▶ **WORK INSTRUCTIONS**
How many lines in the data below have the string "image"? Reply with the number alone.

(Web page and app entries)

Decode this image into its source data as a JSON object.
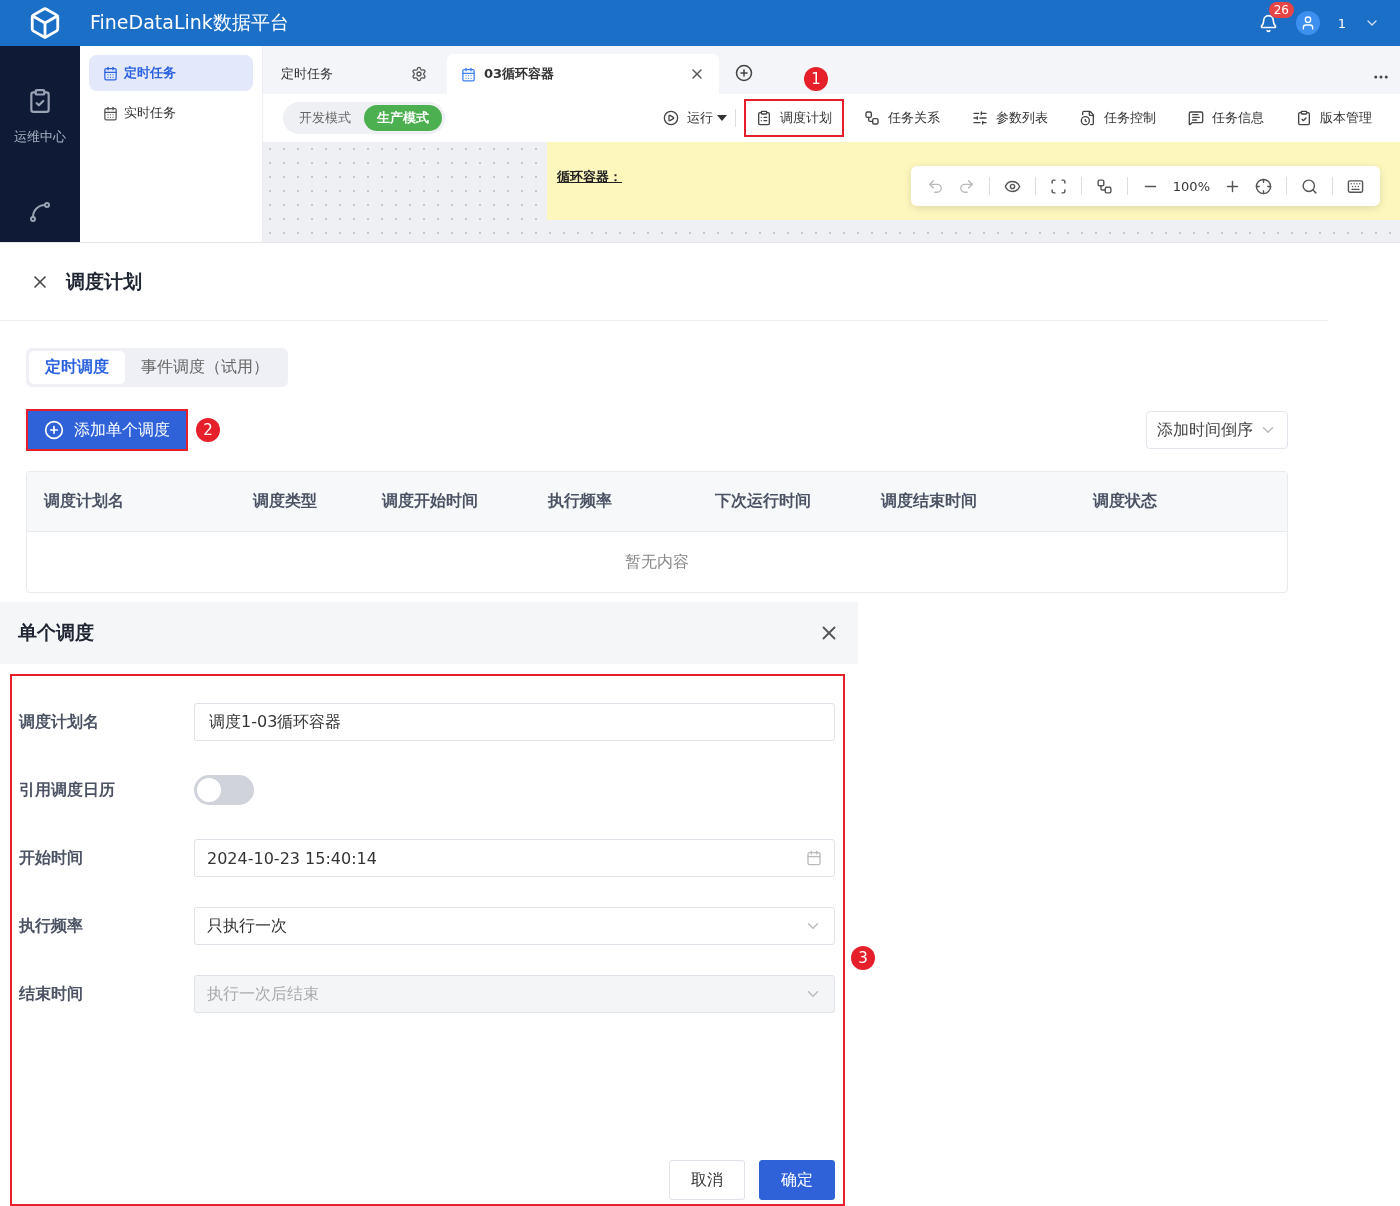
{
  "header": {
    "title": "FineDataLink数据平台",
    "notification_count": "26",
    "user": "1"
  },
  "nav_rail": {
    "items": [
      {
        "label": "运维中心",
        "selected": true
      }
    ]
  },
  "sidebar": {
    "items": [
      {
        "label": "定时任务",
        "selected": true
      },
      {
        "label": "实时任务",
        "selected": false
      }
    ]
  },
  "tabs": [
    {
      "label": "定时任务",
      "selected": false
    },
    {
      "label": "03循环容器",
      "selected": true
    }
  ],
  "mode_switch": [
    {
      "label": "开发模式",
      "selected": false
    },
    {
      "label": "生产模式",
      "selected": true
    }
  ],
  "toolbar": [
    {
      "label": "运行",
      "highlighted": false
    },
    {
      "label": "调度计划",
      "highlighted": true
    },
    {
      "label": "任务关系",
      "highlighted": false
    },
    {
      "label": "参数列表",
      "highlighted": false
    },
    {
      "label": "任务控制",
      "highlighted": false
    },
    {
      "label": "任务信息",
      "highlighted": false
    },
    {
      "label": "版本管理",
      "highlighted": false
    }
  ],
  "canvas": {
    "note_title": "循环容器：",
    "zoom": "100%"
  },
  "schedule_panel": {
    "title": "调度计划",
    "tabs": [
      {
        "label": "定时调度",
        "selected": true
      },
      {
        "label": "事件调度（试用）",
        "selected": false
      }
    ],
    "add_button": {
      "label": "添加单个调度",
      "highlighted": true
    },
    "sort": "添加时间倒序",
    "columns": [
      "调度计划名",
      "调度类型",
      "调度开始时间",
      "执行频率",
      "下次运行时间",
      "调度结束时间",
      "调度状态"
    ],
    "empty": "暂无内容"
  },
  "dialog": {
    "title": "单个调度",
    "highlighted": true,
    "fields": [
      {
        "kind": "text",
        "label": "调度计划名",
        "value": "调度1-03循环容器"
      },
      {
        "kind": "switch",
        "label": "引用调度日历",
        "on": false
      },
      {
        "kind": "date",
        "label": "开始时间",
        "value": "2024-10-23 15:40:14"
      },
      {
        "kind": "select",
        "label": "执行频率",
        "value": "只执行一次",
        "disabled": false
      },
      {
        "kind": "select",
        "label": "结束时间",
        "value": "执行一次后结束",
        "disabled": true
      }
    ],
    "buttons": [
      {
        "label": "取消",
        "primary": false
      },
      {
        "label": "确定",
        "primary": true
      }
    ]
  },
  "annotations": [
    "1",
    "2",
    "3"
  ]
}
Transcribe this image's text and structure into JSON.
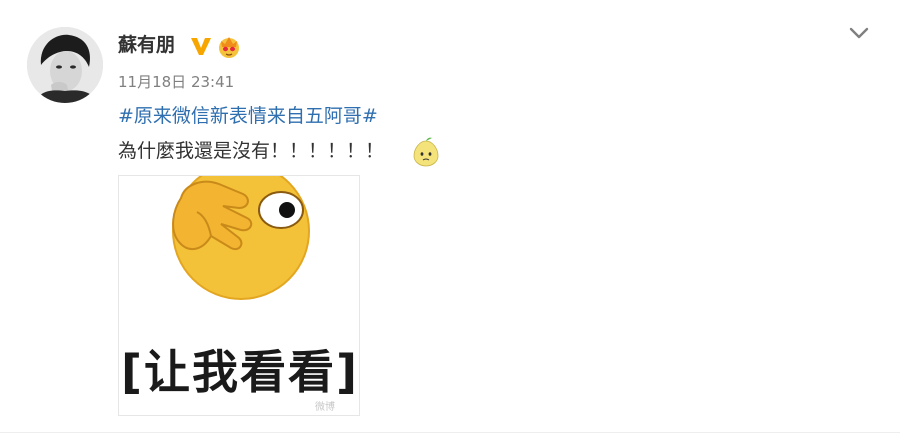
{
  "post": {
    "author": {
      "name": "蘇有朋",
      "avatar_icon": "avatar-portrait",
      "verified_icon": "verified-v-icon",
      "verified_color": "#f7a600",
      "member_icon": "crown-emoji-icon"
    },
    "timestamp": "11月18日 23:41",
    "hashtag": "#原来微信新表情来自五阿哥#",
    "text": "為什麼我還是沒有！！！！！！",
    "inline_emoji": "pear-face-emoji-icon",
    "image": {
      "caption": "[让我看看]",
      "watermark": "微博"
    },
    "menu_icon": "chevron-down-icon",
    "colors": {
      "hashtag": "#2f6fb0",
      "text": "#333333",
      "timestamp": "#808080"
    }
  }
}
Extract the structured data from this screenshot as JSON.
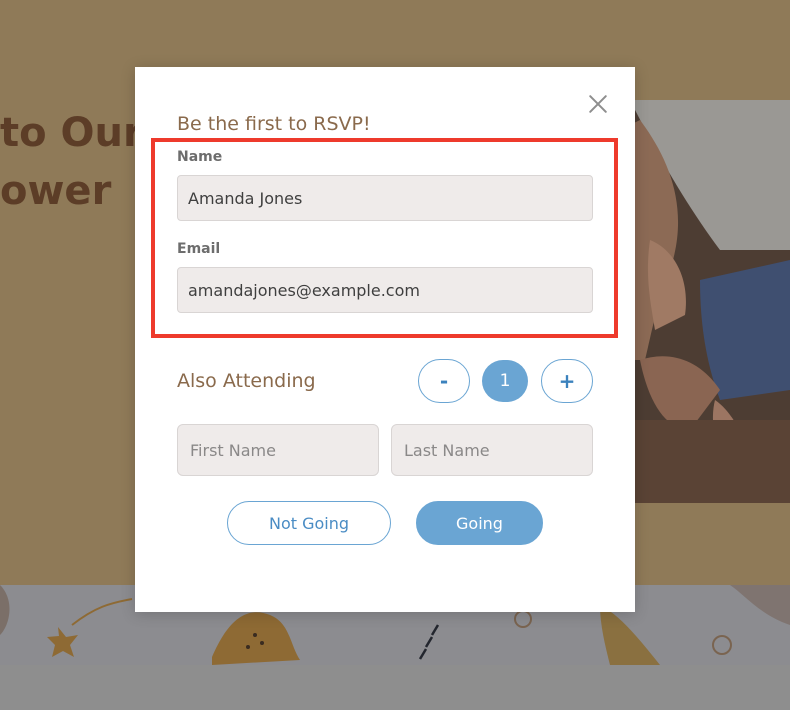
{
  "background": {
    "heading_line1": "to Our",
    "heading_line2": "ower"
  },
  "modal": {
    "heading": "Be the first to RSVP!",
    "name_label": "Name",
    "name_value": "Amanda Jones",
    "email_label": "Email",
    "email_value": "amandajones@example.com",
    "also_attending_label": "Also Attending",
    "stepper": {
      "minus": "-",
      "count": "1",
      "plus": "+"
    },
    "first_name_placeholder": "First Name",
    "last_name_placeholder": "Last Name",
    "not_going_label": "Not Going",
    "going_label": "Going"
  },
  "colors": {
    "highlight": "#ee3a2c",
    "accent_blue": "#6aa5d3",
    "heading_brown": "#8a6a4c"
  },
  "icons": {
    "close": "close-icon"
  }
}
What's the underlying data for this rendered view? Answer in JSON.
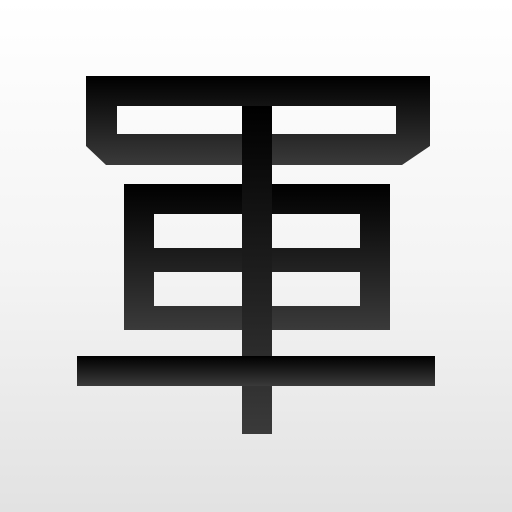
{
  "icon": {
    "name": "army-kanji-app-icon",
    "glyph_character": "軍",
    "colors": {
      "background_top": "#ffffff",
      "background_bottom": "#e2e2e2",
      "glyph_top": "#000000",
      "glyph_bottom": "#3a3a3a"
    }
  }
}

▶ **TASK SOLUTION**
3